* ACTIVITY
Please give every entry again, exactly as it reads.

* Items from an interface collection
────────────────────
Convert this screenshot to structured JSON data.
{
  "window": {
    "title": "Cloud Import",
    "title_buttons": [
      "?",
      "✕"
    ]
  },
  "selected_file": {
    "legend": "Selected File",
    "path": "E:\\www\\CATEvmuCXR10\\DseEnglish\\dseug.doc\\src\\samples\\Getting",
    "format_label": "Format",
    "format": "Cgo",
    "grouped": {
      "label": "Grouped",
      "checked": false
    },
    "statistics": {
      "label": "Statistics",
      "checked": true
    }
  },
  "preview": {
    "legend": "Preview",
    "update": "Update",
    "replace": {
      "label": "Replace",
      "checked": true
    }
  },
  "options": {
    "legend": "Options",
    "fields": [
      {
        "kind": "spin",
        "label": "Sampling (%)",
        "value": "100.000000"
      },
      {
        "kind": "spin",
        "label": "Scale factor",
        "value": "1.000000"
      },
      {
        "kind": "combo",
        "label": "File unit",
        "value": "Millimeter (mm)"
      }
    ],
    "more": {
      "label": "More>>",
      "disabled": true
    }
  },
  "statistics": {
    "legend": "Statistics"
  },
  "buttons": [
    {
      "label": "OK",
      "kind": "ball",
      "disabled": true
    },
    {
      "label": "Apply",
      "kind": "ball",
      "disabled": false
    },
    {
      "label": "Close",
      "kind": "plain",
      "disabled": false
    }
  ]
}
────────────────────
* FINISHED TASK
Convert this screenshot to structured JSON data.
{
  "window": {
    "title": "Cloud Import",
    "title_buttons": [
      "?",
      "✕"
    ]
  },
  "selected_file": {
    "legend": "Selected File",
    "path": "E:\\www\\CATEvmuCXR10\\DseEnglish\\dseug.doc\\src\\samples\\Getting",
    "format_label": "Format",
    "format": "Cgo",
    "grouped": {
      "label": "Grouped",
      "checked": false
    },
    "statistics": {
      "label": "Statistics",
      "checked": true
    }
  },
  "preview": {
    "legend": "Preview",
    "update": "Update",
    "replace": {
      "label": "Replace",
      "checked": true
    }
  },
  "options": {
    "legend": "Options",
    "fields": [
      {
        "kind": "spin",
        "label": "Sampling (%)",
        "value": "100.000000"
      },
      {
        "kind": "spin",
        "label": "Scale factor",
        "value": "1.000000"
      },
      {
        "kind": "combo",
        "label": "File unit",
        "value": "Millimeter (mm)"
      }
    ],
    "more": {
      "label": "More>>",
      "disabled": true
    }
  },
  "statistics": {
    "legend": "Statistics"
  },
  "buttons": [
    {
      "label": "OK",
      "kind": "ball",
      "disabled": true
    },
    {
      "label": "Apply",
      "kind": "ball",
      "disabled": false
    },
    {
      "label": "Close",
      "kind": "plain",
      "disabled": false
    }
  ]
}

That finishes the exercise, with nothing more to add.